There are essentially two desktops -- the one you are used to in Windows 7 and the new interface which contains a bunch of very large icons, suitable for manipulating with your fingers on a touch-screen. This was originally called "Metro" but that name was already taken. We'll use Metro for this article, even though it isn't the real name.

There are essentially two kinds of "programs" as well. In addition to all the programs you are used to in Windows 7, on the Metro desktop there are dozens of Metro Apps that run only full-screen. These have no small boxes in the upper right corner to minimize, maximize or close. If you want to close an App you click the mouse at the top of the screen and drag it to the bottom, or use the keyboard shortcut, Alt-F4. Because gestures that are easy to perform on a tiny smart phone become more bothersome on a large screen using either mouse or finger on touch-screen, Windows 8 is going to make all of us workstation users keyboard shortcut users.

Here are a few of the differences between Metro and Desktop:

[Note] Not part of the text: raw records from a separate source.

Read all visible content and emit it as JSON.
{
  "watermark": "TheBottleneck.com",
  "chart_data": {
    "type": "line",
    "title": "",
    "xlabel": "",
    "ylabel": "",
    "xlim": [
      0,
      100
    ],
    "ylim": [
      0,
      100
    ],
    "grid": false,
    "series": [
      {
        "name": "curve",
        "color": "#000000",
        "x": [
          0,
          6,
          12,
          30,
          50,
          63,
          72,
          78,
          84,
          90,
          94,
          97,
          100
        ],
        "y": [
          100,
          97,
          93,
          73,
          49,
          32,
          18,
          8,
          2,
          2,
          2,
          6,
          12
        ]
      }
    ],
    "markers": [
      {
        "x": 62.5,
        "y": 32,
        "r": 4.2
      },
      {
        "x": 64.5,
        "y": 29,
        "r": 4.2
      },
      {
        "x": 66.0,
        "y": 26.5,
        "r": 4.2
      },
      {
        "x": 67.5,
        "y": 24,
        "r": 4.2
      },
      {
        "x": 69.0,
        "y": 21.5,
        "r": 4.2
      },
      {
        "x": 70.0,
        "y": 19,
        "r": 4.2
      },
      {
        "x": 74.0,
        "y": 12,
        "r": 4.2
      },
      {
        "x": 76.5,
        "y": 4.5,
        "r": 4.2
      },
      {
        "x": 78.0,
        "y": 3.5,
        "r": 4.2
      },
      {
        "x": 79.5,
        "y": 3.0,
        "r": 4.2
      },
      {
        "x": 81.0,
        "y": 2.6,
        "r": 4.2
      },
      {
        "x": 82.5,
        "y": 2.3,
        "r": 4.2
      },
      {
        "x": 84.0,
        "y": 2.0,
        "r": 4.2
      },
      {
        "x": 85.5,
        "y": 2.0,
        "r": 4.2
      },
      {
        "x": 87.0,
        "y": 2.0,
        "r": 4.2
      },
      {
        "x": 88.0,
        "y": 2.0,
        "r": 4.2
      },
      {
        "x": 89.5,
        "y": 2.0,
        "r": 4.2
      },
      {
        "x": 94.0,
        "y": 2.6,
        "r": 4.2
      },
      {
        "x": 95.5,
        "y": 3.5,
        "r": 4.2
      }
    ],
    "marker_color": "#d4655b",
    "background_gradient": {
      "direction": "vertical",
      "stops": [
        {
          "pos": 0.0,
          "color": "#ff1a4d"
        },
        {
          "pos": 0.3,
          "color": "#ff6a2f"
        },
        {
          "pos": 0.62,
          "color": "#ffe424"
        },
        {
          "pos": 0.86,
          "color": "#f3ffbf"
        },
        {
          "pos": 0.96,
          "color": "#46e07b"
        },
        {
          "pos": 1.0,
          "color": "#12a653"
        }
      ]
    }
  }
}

  • Internet Explorer 10: It's really two programs, one on the Metro interface and one on the Desktop. The IE 10 app in Metro isn't configurable. It's just a browser, designed primarily to be used with touch on tablets/phones. The IE 10 program on the Desktop is pretty similar to IE 9 that most of us have used previously.
  • Mail: For phones and tablets, mail is partnered with People, Messaging and Calendar. They are separate apps, but they share the data. From People you can select a person to send email to, exchange messages with, call on Skype and even map the address in Bing Maps. You can even keep track of social media so the What's New feed will keep you abreast of of new posts and will allow you to reply directly without opening a browser. Win8 users can use the apps or stick with Outlook, Live Mail or even Thunderbird.
  • Storage Spaces: Essentially an on-the-fly RAID. Set it up and all data is automatically mirrored on two or more drives. File History provides versioning -- it keeps different versions of the same-named document.
  • Push Button Reset: If Windows is not working properly, Push Button Reset will return your computer to exactly the state it was in when you purchased it. Less drastically, PC Reset will save your apps, programs, settings and data and then refresh them after the Reset.
  • Microsoft Account Integration: Setup the account so you log in with your Windows Live credentials and it authenticates username and password at login. Afterwards, SkyDrive sync will happen automatically (Win8 only - with WinRT you have to click Sync). No longer do you have a secondary login. Hotmail just opens to your account, etc. Your computer knows who you are with only one login.
  • Microsoft AntiVirus: Windows 8 comes with its own antivirus. You don't need (and can't install) others. It updates with the other Microsoft Updates, never expires and is one less thing to worry about.
  • Apps are sandboxed: One way viruses work in Windows is they modify other programs. Apps can't do this. There is no way to have one app change the behavior of another app. They are all in their own sandbox. This also means there will be no add-on features for apps. There will be no Business Contact Manager for Outlook, no integration of Adobe with Word to create PDF documents, etc.
  • Cellular integration: All versions of Windows now support broadband connections.
  • Photos: Integrates with SkyDrive, Facebook and Flickr and has limited editing capabilities.
  • Xbox Music: Poor man's iTunes, leftover from Zune. Lets you listen to what you own, buy online or subscribe for $9.99 a month to everything in the library.
  • Task Manager now controls startup applications. You can turn on or off items from starting up when Windows boots from TaskManager.